One of the largest investment banks at the center of the robo-signing scandal is claiming that distressed borrowers are using the allegations as a stall tactic to prevent losing their homes. Further, the secondary industry is rejecting claims that the current transfer of mortgage titles into the bond market is faulty.
According to one analyst at JPMorgan Chase, the storm surrounding robo-signing activity may delay the process but will not help troubled homeowners retain their property.
In a strategy call Friday morning, JPM mortgage-backed securities analyst Ed Reardon said that borrowers who are in default on their homes will naturally search for a number of ways to prevent foreclosure.

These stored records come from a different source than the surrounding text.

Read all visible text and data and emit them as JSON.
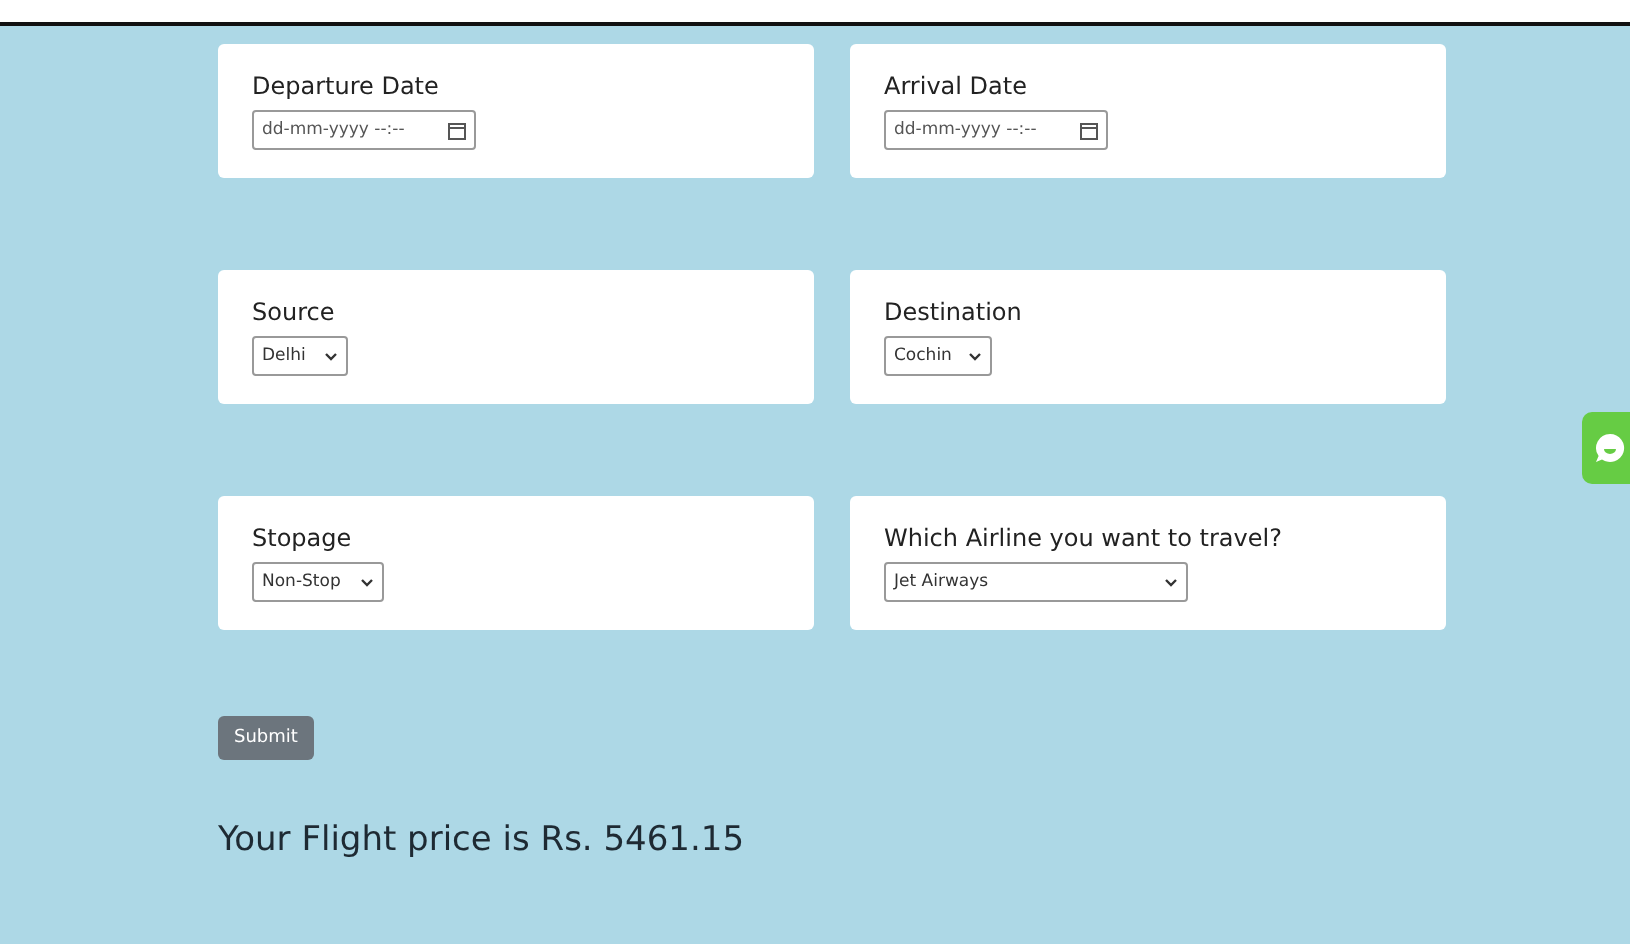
{
  "rows": [
    {
      "fields": [
        {
          "label": "Departure Date",
          "kind": "date",
          "placeholder": "dd-mm-yyyy --:--"
        },
        {
          "label": "Arrival Date",
          "kind": "date",
          "placeholder": "dd-mm-yyyy --:--"
        }
      ]
    },
    {
      "fields": [
        {
          "label": "Source",
          "kind": "select",
          "value": "Delhi"
        },
        {
          "label": "Destination",
          "kind": "select",
          "value": "Cochin"
        }
      ]
    },
    {
      "fields": [
        {
          "label": "Stopage",
          "kind": "select",
          "value": "Non-Stop"
        },
        {
          "label": "Which Airline you want to travel?",
          "kind": "wideselect",
          "value": "Jet Airways"
        }
      ]
    }
  ],
  "submit": "Submit",
  "result": "Your Flight price is Rs. 5461.15"
}
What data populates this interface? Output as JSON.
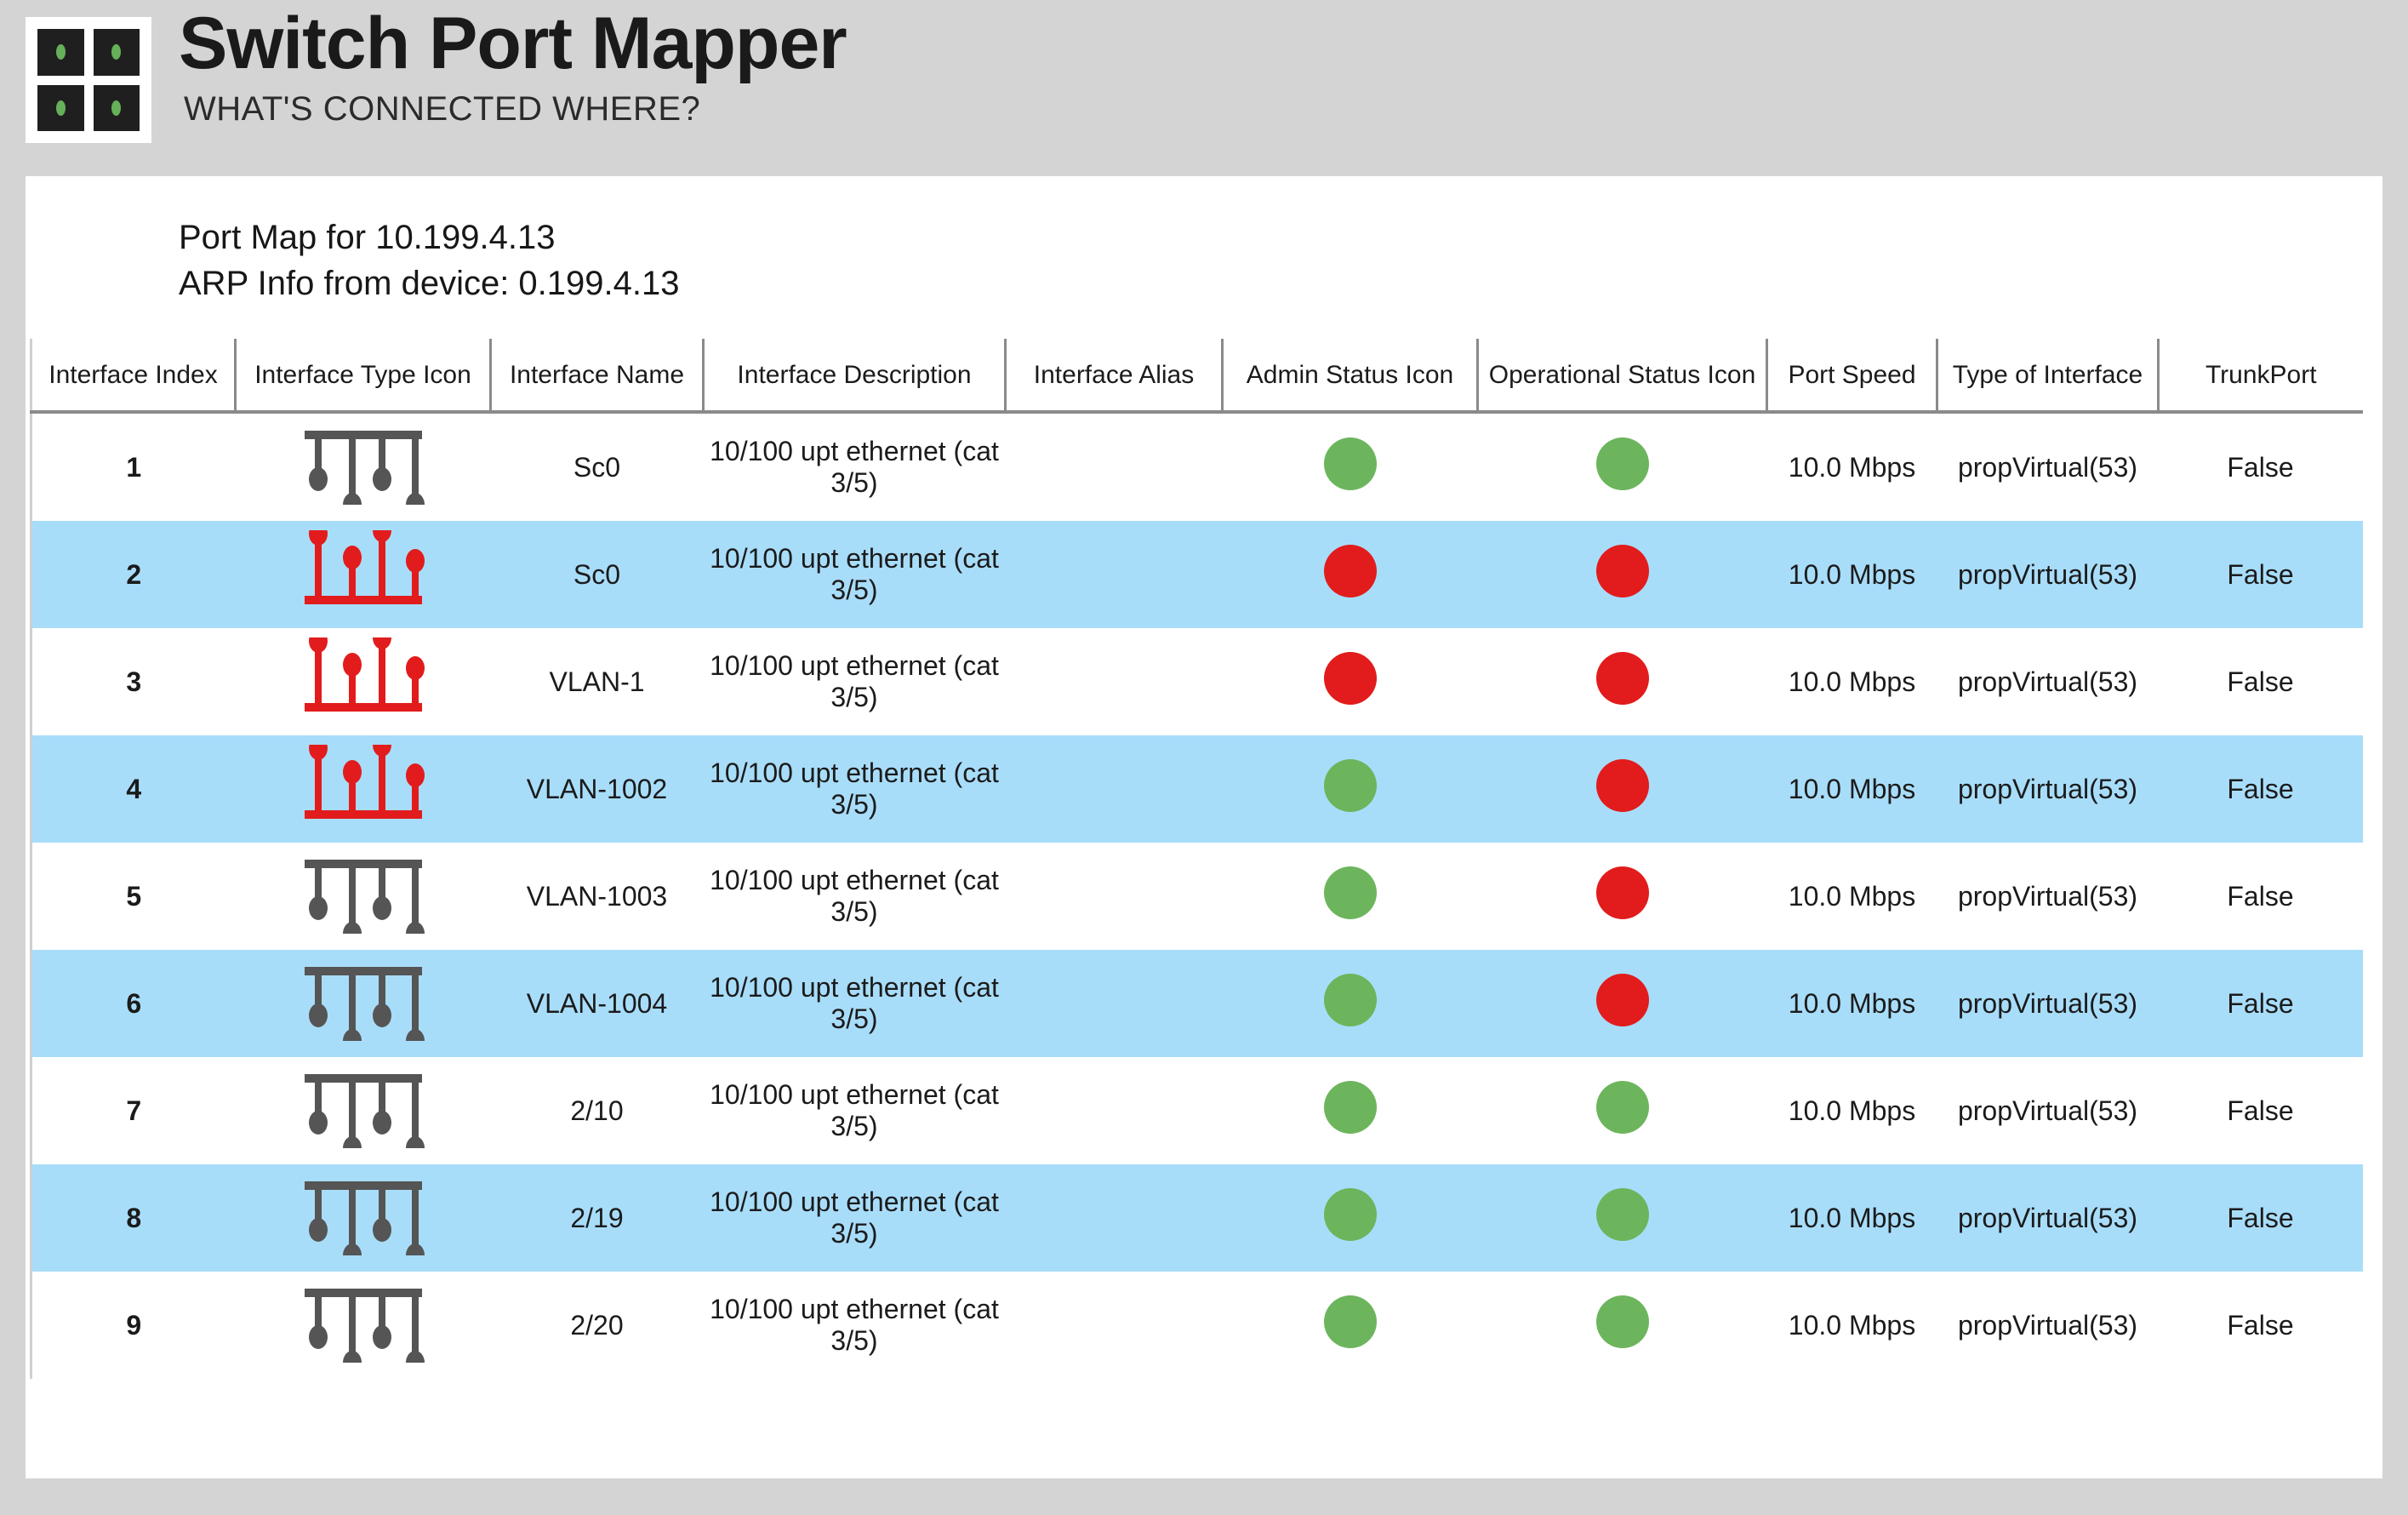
{
  "branding": {
    "title": "Switch Port Mapper",
    "subtitle": "WHAT'S CONNECTED WHERE?",
    "logo_led_color": "#66b05a",
    "logo_port_color": "#1f1f1f"
  },
  "report": {
    "port_map_line": "Port Map for 10.199.4.13",
    "arp_line": "ARP Info from device: 0.199.4.13"
  },
  "colors": {
    "page_background": "#d4d4d4",
    "card_background": "#ffffff",
    "row_alt_background": "#a8ddfa",
    "status_up": "#6cb55c",
    "status_down": "#e21c1c",
    "icon_gray": "#555555",
    "icon_red": "#e21c1c",
    "rule_gray": "#8a8a8a"
  },
  "table": {
    "headers": [
      "Interface Index",
      "Interface Type Icon",
      "Interface Name",
      "Interface Description",
      "Interface Alias",
      "Admin Status Icon",
      "Operational Status Icon",
      "Port Speed",
      "Type of Interface",
      "TrunkPort"
    ],
    "rows": [
      {
        "index": "1",
        "icon": {
          "name": "bus-topology-icon",
          "variant": "down",
          "color": "#555555"
        },
        "name": "Sc0",
        "description": "10/100 upt ethernet (cat 3/5)",
        "alias": "",
        "admin_status": "up",
        "operational_status": "up",
        "port_speed": "10.0 Mbps",
        "type_of_interface": "propVirtual(53)",
        "trunk_port": "False"
      },
      {
        "index": "2",
        "icon": {
          "name": "bus-topology-icon",
          "variant": "up",
          "color": "#e21c1c"
        },
        "name": "Sc0",
        "description": "10/100 upt ethernet (cat 3/5)",
        "alias": "",
        "admin_status": "down",
        "operational_status": "down",
        "port_speed": "10.0 Mbps",
        "type_of_interface": "propVirtual(53)",
        "trunk_port": "False"
      },
      {
        "index": "3",
        "icon": {
          "name": "bus-topology-icon",
          "variant": "up",
          "color": "#e21c1c"
        },
        "name": "VLAN-1",
        "description": "10/100 upt ethernet (cat 3/5)",
        "alias": "",
        "admin_status": "down",
        "operational_status": "down",
        "port_speed": "10.0 Mbps",
        "type_of_interface": "propVirtual(53)",
        "trunk_port": "False"
      },
      {
        "index": "4",
        "icon": {
          "name": "bus-topology-icon",
          "variant": "up",
          "color": "#e21c1c"
        },
        "name": "VLAN-1002",
        "description": "10/100 upt ethernet (cat 3/5)",
        "alias": "",
        "admin_status": "up",
        "operational_status": "down",
        "port_speed": "10.0 Mbps",
        "type_of_interface": "propVirtual(53)",
        "trunk_port": "False"
      },
      {
        "index": "5",
        "icon": {
          "name": "bus-topology-icon",
          "variant": "down",
          "color": "#555555"
        },
        "name": "VLAN-1003",
        "description": "10/100 upt ethernet (cat 3/5)",
        "alias": "",
        "admin_status": "up",
        "operational_status": "down",
        "port_speed": "10.0 Mbps",
        "type_of_interface": "propVirtual(53)",
        "trunk_port": "False"
      },
      {
        "index": "6",
        "icon": {
          "name": "bus-topology-icon",
          "variant": "down",
          "color": "#555555"
        },
        "name": "VLAN-1004",
        "description": "10/100 upt ethernet (cat 3/5)",
        "alias": "",
        "admin_status": "up",
        "operational_status": "down",
        "port_speed": "10.0 Mbps",
        "type_of_interface": "propVirtual(53)",
        "trunk_port": "False"
      },
      {
        "index": "7",
        "icon": {
          "name": "bus-topology-icon",
          "variant": "down",
          "color": "#555555"
        },
        "name": "2/10",
        "description": "10/100 upt ethernet (cat 3/5)",
        "alias": "",
        "admin_status": "up",
        "operational_status": "up",
        "port_speed": "10.0 Mbps",
        "type_of_interface": "propVirtual(53)",
        "trunk_port": "False"
      },
      {
        "index": "8",
        "icon": {
          "name": "bus-topology-icon",
          "variant": "down",
          "color": "#555555"
        },
        "name": "2/19",
        "description": "10/100 upt ethernet (cat 3/5)",
        "alias": "",
        "admin_status": "up",
        "operational_status": "up",
        "port_speed": "10.0 Mbps",
        "type_of_interface": "propVirtual(53)",
        "trunk_port": "False"
      },
      {
        "index": "9",
        "icon": {
          "name": "bus-topology-icon",
          "variant": "down",
          "color": "#555555"
        },
        "name": "2/20",
        "description": "10/100 upt ethernet (cat 3/5)",
        "alias": "",
        "admin_status": "up",
        "operational_status": "up",
        "port_speed": "10.0 Mbps",
        "type_of_interface": "propVirtual(53)",
        "trunk_port": "False"
      }
    ]
  }
}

These borrowers will look for any legal technicality to make the lawsuit or procedure “inappropriate,” he said.
“Robo-signing is just the latest legal strategy by borrowers to try to prevent foreclosures,” Reardon said. “Our view is robo-signing can be fixed relatively quickly,” and the foreclosures will go forward eventually.